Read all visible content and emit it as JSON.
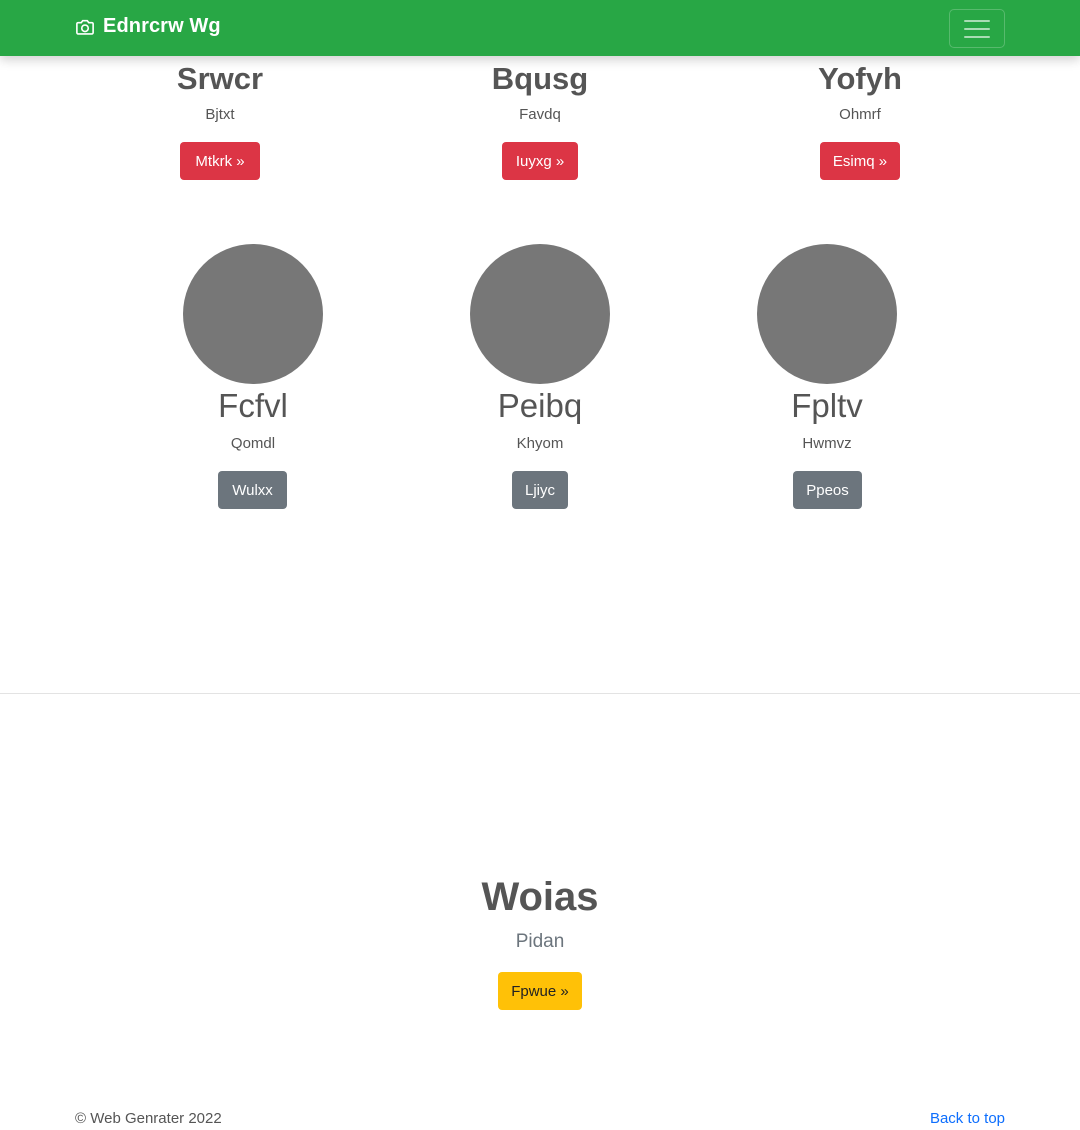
{
  "navbar": {
    "brand": "Ednrcrw Wg",
    "brand_icon": "camera-icon",
    "toggler_icon": "hamburger-icon",
    "color": "#28a745"
  },
  "top_row": [
    {
      "title": "Srwcr",
      "subtitle": "Bjtxt",
      "button": "Mtkrk »"
    },
    {
      "title": "Bqusg",
      "subtitle": "Favdq",
      "button": "Iuyxg »"
    },
    {
      "title": "Yofyh",
      "subtitle": "Ohmrf",
      "button": "Esimq »"
    }
  ],
  "profiles": [
    {
      "name": "Fcfvl",
      "subtitle": "Qomdl",
      "button": "Wulxx"
    },
    {
      "name": "Peibq",
      "subtitle": "Khyom",
      "button": "Ljiyc"
    },
    {
      "name": "Fpltv",
      "subtitle": "Hwmvz",
      "button": "Ppeos"
    }
  ],
  "feature": {
    "title": "Woias",
    "lead": "Pidan",
    "button": "Fpwue »"
  },
  "footer": {
    "copyright": "© Web Genrater 2022",
    "back_to_top": "Back to top"
  },
  "colors": {
    "danger": "#dc3545",
    "secondary": "#6c757d",
    "warning": "#ffc107",
    "link": "#0d6efd",
    "avatar_placeholder": "#777777"
  }
}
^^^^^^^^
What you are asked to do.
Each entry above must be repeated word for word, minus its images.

Result below.
Read all visible content and emit it as JSON.
{
  "navbar": {
    "brand": "Ednrcrw Wg",
    "brand_icon": "camera-icon",
    "toggler_icon": "hamburger-icon",
    "color": "#28a745"
  },
  "top_row": [
    {
      "title": "Srwcr",
      "subtitle": "Bjtxt",
      "button": "Mtkrk »"
    },
    {
      "title": "Bqusg",
      "subtitle": "Favdq",
      "button": "Iuyxg »"
    },
    {
      "title": "Yofyh",
      "subtitle": "Ohmrf",
      "button": "Esimq »"
    }
  ],
  "profiles": [
    {
      "name": "Fcfvl",
      "subtitle": "Qomdl",
      "button": "Wulxx"
    },
    {
      "name": "Peibq",
      "subtitle": "Khyom",
      "button": "Ljiyc"
    },
    {
      "name": "Fpltv",
      "subtitle": "Hwmvz",
      "button": "Ppeos"
    }
  ],
  "feature": {
    "title": "Woias",
    "lead": "Pidan",
    "button": "Fpwue »"
  },
  "footer": {
    "copyright": "© Web Genrater 2022",
    "back_to_top": "Back to top"
  },
  "colors": {
    "danger": "#dc3545",
    "secondary": "#6c757d",
    "warning": "#ffc107",
    "link": "#0d6efd",
    "avatar_placeholder": "#777777"
  }
}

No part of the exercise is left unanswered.